• **WHAT YOU WILL DO**: Throughout the records below, find each line holding "Communication" and copy it.

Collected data
● ● ● ●
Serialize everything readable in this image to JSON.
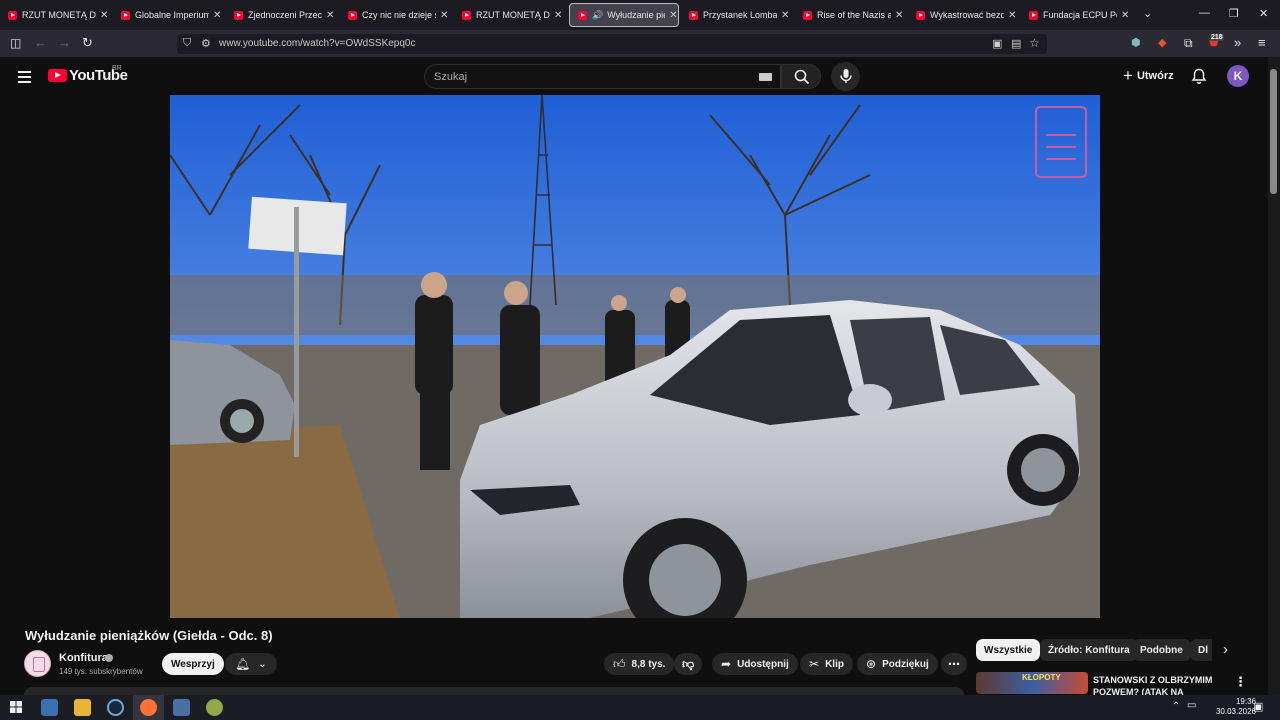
{
  "tabs": [
    {
      "label": "RZUT MONETĄ DECY"
    },
    {
      "label": "Globalne Imperium B"
    },
    {
      "label": "Zjednoczeni Przeciw"
    },
    {
      "label": "Czy nic nie dzieje się"
    },
    {
      "label": "RZUT MONETĄ DECY"
    },
    {
      "label": "Wyłudzanie pien"
    },
    {
      "label": "Przystanek Lombard"
    },
    {
      "label": "Rise of the Nazis and"
    },
    {
      "label": "Wykastrować bezdom"
    },
    {
      "label": "Fundacja ECPU Polsk"
    }
  ],
  "active_tab_index": 5,
  "address_bar": {
    "url": "www.youtube.com/watch?v=OWdSSKepq0c"
  },
  "extensions_badge": "218",
  "yt_header": {
    "logo_text": "YouTube",
    "region": "BR",
    "search_placeholder": "Szukaj",
    "create_label": "Utwórz",
    "avatar_letter": "K"
  },
  "video": {
    "title": "Wyłudzanie pieniążków (Giełda - Odc. 8)",
    "channel": "Konfitura",
    "subscribers": "149 tys. subskrybentów",
    "support_label": "Wesprzyj",
    "likes": "8,8 tys.",
    "share_label": "Udostępnij",
    "clip_label": "Klip",
    "thanks_label": "Podziękuj"
  },
  "filter_chips": [
    {
      "label": "Wszystkie"
    },
    {
      "label": "Źródło: Konfitura"
    },
    {
      "label": "Podobne"
    },
    {
      "label": "Dl"
    }
  ],
  "recommendation": {
    "thumb_text": "KŁOPOTY",
    "title": "STANOWSKI Z OLBRZYMIM POZWEM? (ATAK NA"
  },
  "taskbar": {
    "time": "19:36",
    "date": "30.03.2026"
  },
  "colors": {
    "yt_red": "#ff0033",
    "bg": "#0f0f0f",
    "avatar": "#7e57c2"
  }
}
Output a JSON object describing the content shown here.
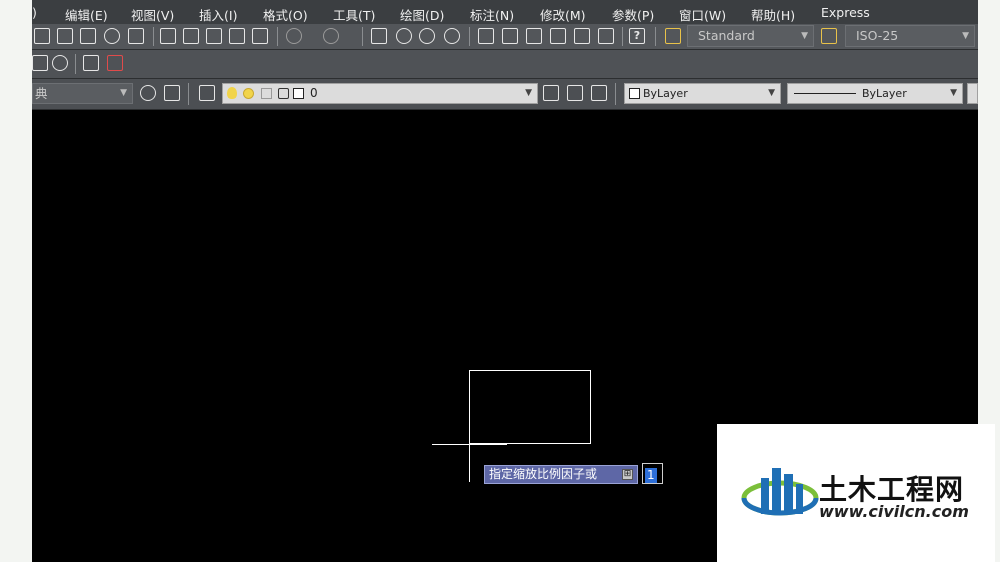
{
  "menu": [
    {
      "id": "partial",
      "label": ")"
    },
    {
      "id": "edit",
      "label": "编辑(E)"
    },
    {
      "id": "view",
      "label": "视图(V)"
    },
    {
      "id": "insert",
      "label": "插入(I)"
    },
    {
      "id": "format",
      "label": "格式(O)"
    },
    {
      "id": "tools",
      "label": "工具(T)"
    },
    {
      "id": "draw",
      "label": "绘图(D)"
    },
    {
      "id": "dimension",
      "label": "标注(N)"
    },
    {
      "id": "modify",
      "label": "修改(M)"
    },
    {
      "id": "parametric",
      "label": "参数(P)"
    },
    {
      "id": "window",
      "label": "窗口(W)"
    },
    {
      "id": "help",
      "label": "帮助(H)"
    },
    {
      "id": "express",
      "label": "Express"
    }
  ],
  "toolbar": {
    "text_style": "Standard",
    "dim_style": "ISO-25",
    "help_icon_label": "?",
    "workspace_partial": "典",
    "layer_name": "0",
    "color": "ByLayer",
    "linetype": "ByLayer"
  },
  "canvas": {
    "prompt": "指定缩放比例因子或",
    "prompt_button": "⊞",
    "input_value": "1"
  },
  "watermark": {
    "title": "土木工程网",
    "url": "www.civilcn.com"
  },
  "colors": {
    "menubar": "#3b3e41",
    "toolbar": "#53565a",
    "canvas": "#000000",
    "tooltip": "#5e67a6",
    "input_highlight": "#2e6fd8",
    "logo_blue": "#1f6fb5",
    "logo_green": "#7bbf3a"
  }
}
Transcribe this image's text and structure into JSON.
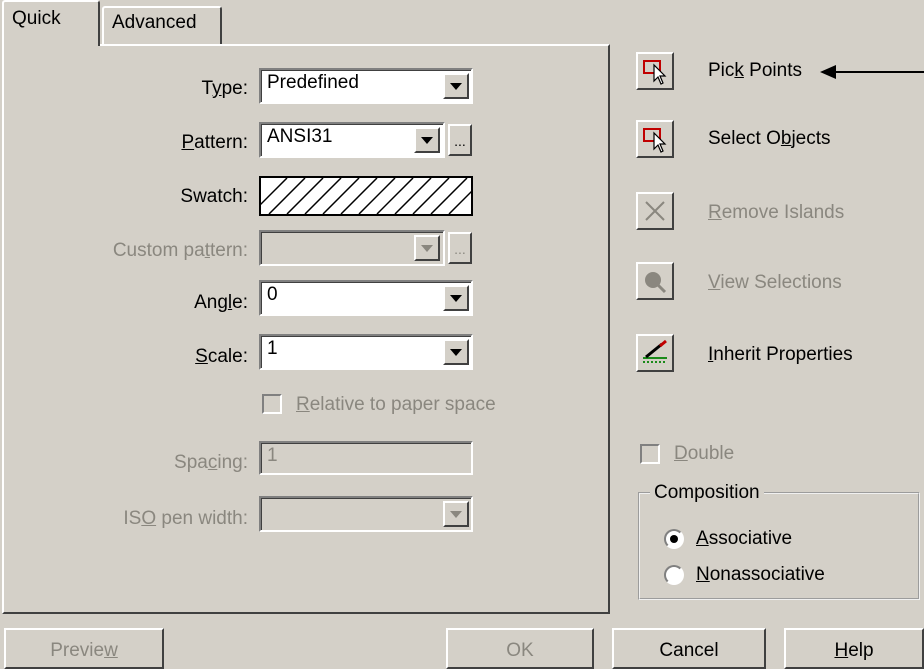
{
  "tabs": [
    {
      "label": "Quick",
      "active": true
    },
    {
      "label": "Advanced",
      "active": false
    }
  ],
  "type": {
    "label_pre": "T",
    "label_mn": "y",
    "label_post": "pe:",
    "value": "Predefined"
  },
  "pattern": {
    "label_mn": "P",
    "label_post": "attern:",
    "value": "ANSI31"
  },
  "swatch": {
    "label": "Swatch:"
  },
  "custom_pattern": {
    "label_pre": "Custom pa",
    "label_mn": "t",
    "label_post": "tern:",
    "value": ""
  },
  "angle": {
    "label_pre": "Ang",
    "label_mn": "l",
    "label_post": "e:",
    "value": "0"
  },
  "scale": {
    "label_mn": "S",
    "label_post": "cale:",
    "value": "1"
  },
  "relative": {
    "label_mn": "R",
    "label_post": "elative to paper space",
    "checked": false
  },
  "spacing": {
    "label_pre": "Spa",
    "label_mn": "c",
    "label_post": "ing:",
    "value": "1"
  },
  "iso_pen": {
    "label_pre": "IS",
    "label_mn": "O",
    "label_post": " pen width:",
    "value": ""
  },
  "side_buttons": {
    "pick": {
      "pre": "Pic",
      "mn": "k",
      "post": " Points",
      "icon": "pick-points-icon"
    },
    "select": {
      "pre": "Select O",
      "mn": "b",
      "post": "jects",
      "icon": "select-objects-icon"
    },
    "remove": {
      "mn": "R",
      "post": "emove Islands",
      "icon": "remove-islands-icon"
    },
    "view": {
      "mn": "V",
      "post": "iew Selections",
      "icon": "view-selections-icon"
    },
    "inherit": {
      "mn": "I",
      "post": "nherit Properties",
      "icon": "inherit-properties-icon"
    }
  },
  "double": {
    "mn": "D",
    "post": "ouble",
    "checked": false
  },
  "composition": {
    "title": "Composition",
    "associative": {
      "mn": "A",
      "post": "ssociative",
      "selected": true
    },
    "nonassociative": {
      "mn": "N",
      "post": "onassociative",
      "selected": false
    }
  },
  "footer": {
    "preview": {
      "pre": "Previe",
      "mn": "w",
      "post": ""
    },
    "ok": "OK",
    "cancel": "Cancel",
    "help": {
      "mn": "H",
      "post": "elp"
    }
  },
  "colors": {
    "dialog_bg": "#d4d0c8",
    "disabled_text": "#8a877f",
    "arrow": "#000000"
  }
}
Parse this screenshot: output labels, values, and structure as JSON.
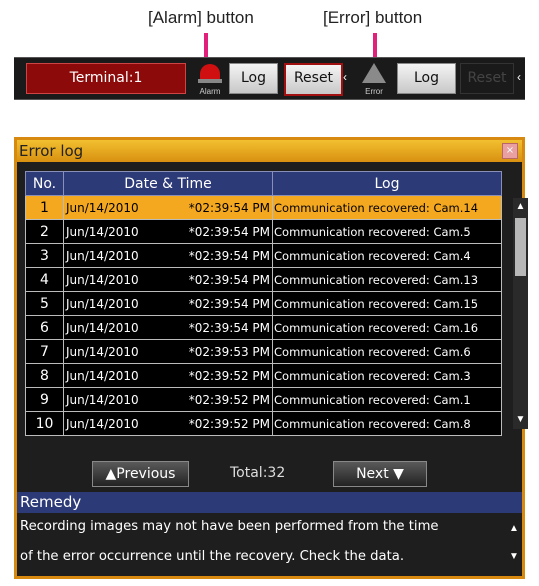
{
  "callouts": {
    "alarm": "[Alarm] button",
    "error": "[Error] button"
  },
  "statusbar": {
    "terminal": "Terminal:1",
    "alarm_small": "Alarm",
    "alarm_log": "Log",
    "alarm_reset": "Reset",
    "error_small": "Error",
    "error_log": "Log",
    "error_reset": "Reset",
    "arrow": "‹"
  },
  "window": {
    "title": "Error log",
    "close": "×",
    "headers": [
      "No.",
      "Date & Time",
      "Log"
    ],
    "rows": [
      {
        "no": "1",
        "date": "Jun/14/2010",
        "time": "*02:39:54 PM",
        "log": "Communication recovered: Cam.14",
        "selected": true
      },
      {
        "no": "2",
        "date": "Jun/14/2010",
        "time": "*02:39:54 PM",
        "log": "Communication recovered: Cam.5"
      },
      {
        "no": "3",
        "date": "Jun/14/2010",
        "time": "*02:39:54 PM",
        "log": "Communication recovered: Cam.4"
      },
      {
        "no": "4",
        "date": "Jun/14/2010",
        "time": "*02:39:54 PM",
        "log": "Communication recovered: Cam.13"
      },
      {
        "no": "5",
        "date": "Jun/14/2010",
        "time": "*02:39:54 PM",
        "log": "Communication recovered: Cam.15"
      },
      {
        "no": "6",
        "date": "Jun/14/2010",
        "time": "*02:39:54 PM",
        "log": "Communication recovered: Cam.16"
      },
      {
        "no": "7",
        "date": "Jun/14/2010",
        "time": "*02:39:53 PM",
        "log": "Communication recovered: Cam.6"
      },
      {
        "no": "8",
        "date": "Jun/14/2010",
        "time": "*02:39:52 PM",
        "log": "Communication recovered: Cam.3"
      },
      {
        "no": "9",
        "date": "Jun/14/2010",
        "time": "*02:39:52 PM",
        "log": "Communication recovered: Cam.1"
      },
      {
        "no": "10",
        "date": "Jun/14/2010",
        "time": "*02:39:52 PM",
        "log": "Communication recovered: Cam.8"
      }
    ],
    "previous": "▲Previous",
    "total": "Total:32",
    "next": "Next ▼",
    "remedy_title": "Remedy",
    "remedy_lines": [
      "Recording images may not have been performed from the time",
      "of the error occurrence until the recovery. Check the data."
    ]
  }
}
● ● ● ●
• **EXPECTED ANSWER**:
        "log": "Communication recovered: Cam.14",
        "log": "Communication recovered: Cam.5"
        "log": "Communication recovered: Cam.4"
        "log": "Communication recovered: Cam.13"
        "log": "Communication recovered: Cam.15"
        "log": "Communication recovered: Cam.16"
        "log": "Communication recovered: Cam.6"
        "log": "Communication recovered: Cam.3"
        "log": "Communication recovered: Cam.1"
        "log": "Communication recovered: Cam.8"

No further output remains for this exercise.